Written by Raymond Gichuki Saturday, 02 March 2013 08:12
Botswana has become the 14th country to ratify the Nagoya Protocol on Access to Genetic Resources and the Fair and Equitable Sharing of Benefits Arising from their Utilization to the Convention on Biological Diversity. It shortly followed Albania who became the 13th nation to do so.
Together with Federated States of Micronesia, the three now join Ethiopia, Fiji, Gabon, India, Jordan, Lao People’s Democratic Republic, Mauritius, Mexico, Panama, Rwanda, the Seychelles and South Africa as countries that have ratified or acceded to the ground-breaking treaty.

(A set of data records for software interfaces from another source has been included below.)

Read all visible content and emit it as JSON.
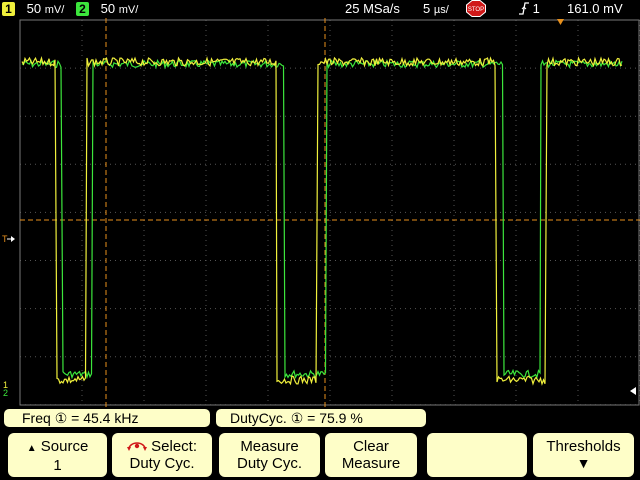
{
  "top_bar": {
    "ch1_number": "1",
    "ch1_scale": "50",
    "ch1_unit": "mV/",
    "ch2_number": "2",
    "ch2_scale": "50",
    "ch2_unit": "mV/",
    "sample_rate": "25 MSa/s",
    "timebase": "5",
    "timebase_unit": "µs/",
    "run_state": "STOP",
    "trigger_source": "1",
    "trigger_level": "161.0 mV"
  },
  "colors": {
    "ch1": "#f0f03c",
    "ch2": "#3ce63c",
    "grid": "#5a5a5a",
    "cursor": "#e8901c",
    "panel": "#fefec8"
  },
  "measurements": {
    "freq_label": "Freq",
    "freq_channel": "①",
    "freq_value": "= 45.4 kHz",
    "duty_label": "DutyCyc.",
    "duty_channel": "①",
    "duty_value": "= 75.9 %"
  },
  "softkeys": {
    "source_label": "Source",
    "source_value": "1",
    "select_label": "Select:",
    "select_value": "Duty Cyc.",
    "measure_label": "Measure",
    "measure_value": "Duty Cyc.",
    "clear_label": "Clear",
    "clear_value": "Measure",
    "blank_label": "",
    "thresholds_label": "Thresholds"
  }
}
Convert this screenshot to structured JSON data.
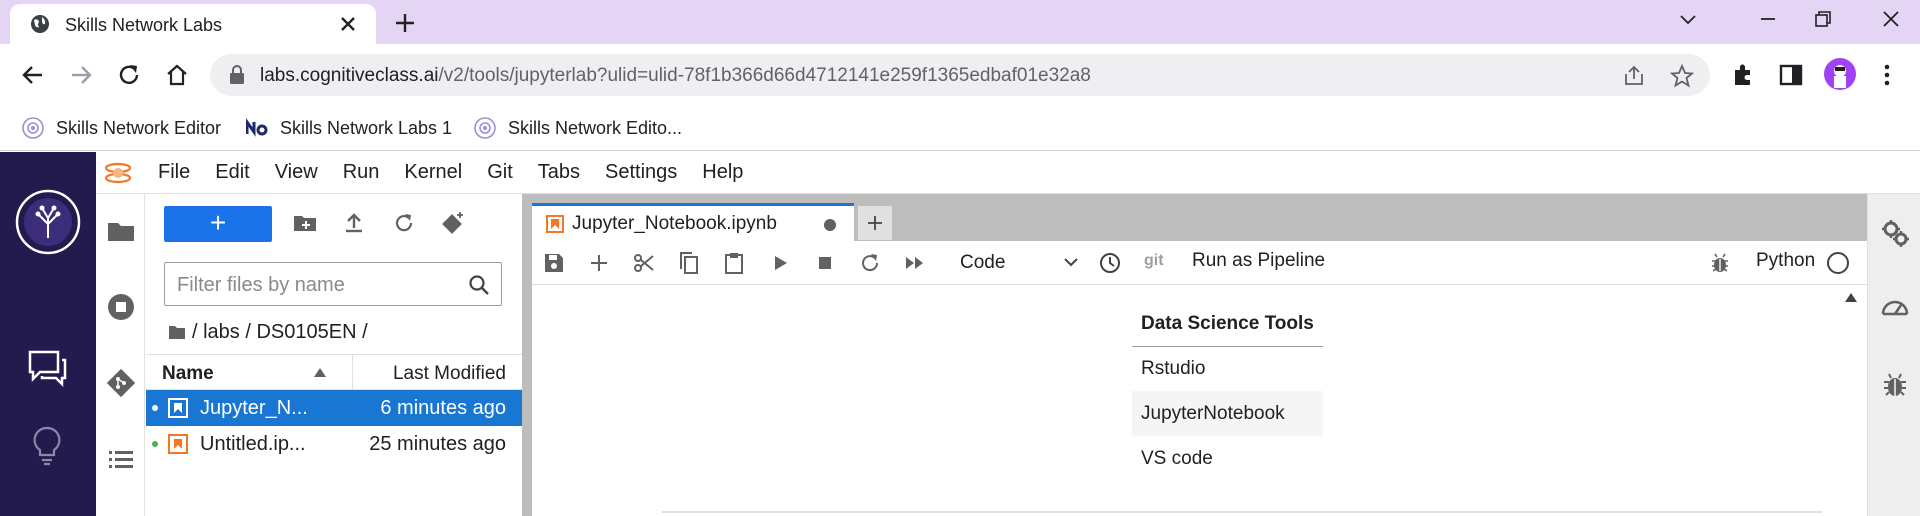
{
  "browser": {
    "tab_title": "Skills Network Labs",
    "url_host": "labs.cognitiveclass.ai",
    "url_path": "/v2/tools/jupyterlab?ulid=ulid-78f1b366d66d4712141e259f1365edbaf01e32a8",
    "bookmarks": [
      {
        "label": "Skills Network Editor",
        "icon": "skills-network-icon"
      },
      {
        "label": "Skills Network Labs 1",
        "icon": "sn-logo-icon"
      },
      {
        "label": "Skills Network Edito...",
        "icon": "skills-network-icon"
      }
    ]
  },
  "jupyter": {
    "menu": [
      "File",
      "Edit",
      "View",
      "Run",
      "Kernel",
      "Git",
      "Tabs",
      "Settings",
      "Help"
    ],
    "filebrowser": {
      "new_label": "+",
      "filter_placeholder": "Filter files by name",
      "breadcrumb": "/ labs / DS0105EN /",
      "col_name": "Name",
      "col_modified": "Last Modified",
      "files": [
        {
          "name": "Jupyter_N...",
          "modified": "6 minutes ago",
          "selected": true
        },
        {
          "name": "Untitled.ip...",
          "modified": "25 minutes ago",
          "selected": false
        }
      ]
    },
    "notebook": {
      "tab_title": "Jupyter_Notebook.ipynb",
      "cell_type": "Code",
      "git_label": "git",
      "pipeline_label": "Run as Pipeline",
      "kernel": "Python",
      "table": {
        "header": "Data Science Tools",
        "rows": [
          "Rstudio",
          "JupyterNotebook",
          "VS code"
        ]
      }
    }
  },
  "colors": {
    "tabstrip": "#e5d5f5",
    "sn_rail": "#231a4e",
    "accent_blue": "#1976d2",
    "notebook_orange": "#f37726"
  }
}
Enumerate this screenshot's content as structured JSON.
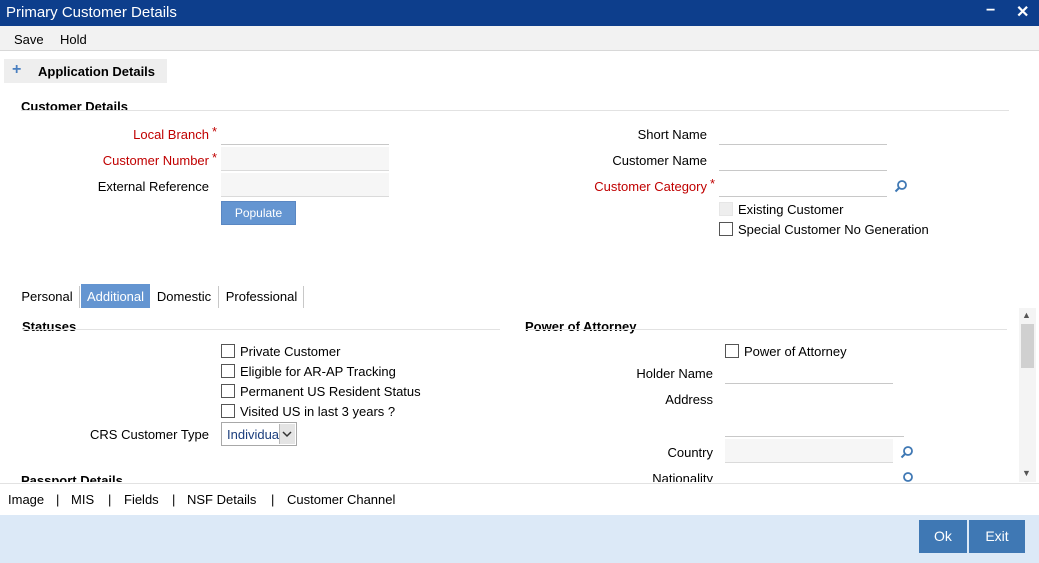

Albania is the first country in the Central and Eastern European region to accede to the Protocol. The Federated States of Micronesia is the latest Small Island Developing state to ratify, joining Fiji and the Seychelles. Botswana becomes the 6th African country to ratify.
The Nagoya Protocol will enter into force on the 90th day after the date of deposit of the 50th instrument of ratification, acceptance, approval or accession.
Ninety-two Parties had signed the Protocol at the closure of signature on 1 February 2012, highlighting the commitment of countries to the early entry into force and implementation of the Protocol.
“The actions by Albania, Botswana and the Federated States of Micronesia take us to four ratifications so far in 2013. These are just the beginning of the momentum that will bring the Nagoya Protocol into force in advance of COP 12” said Braulio Ferreira de Souza Dias, Executive Secretary to the Convention on Biological Diversity.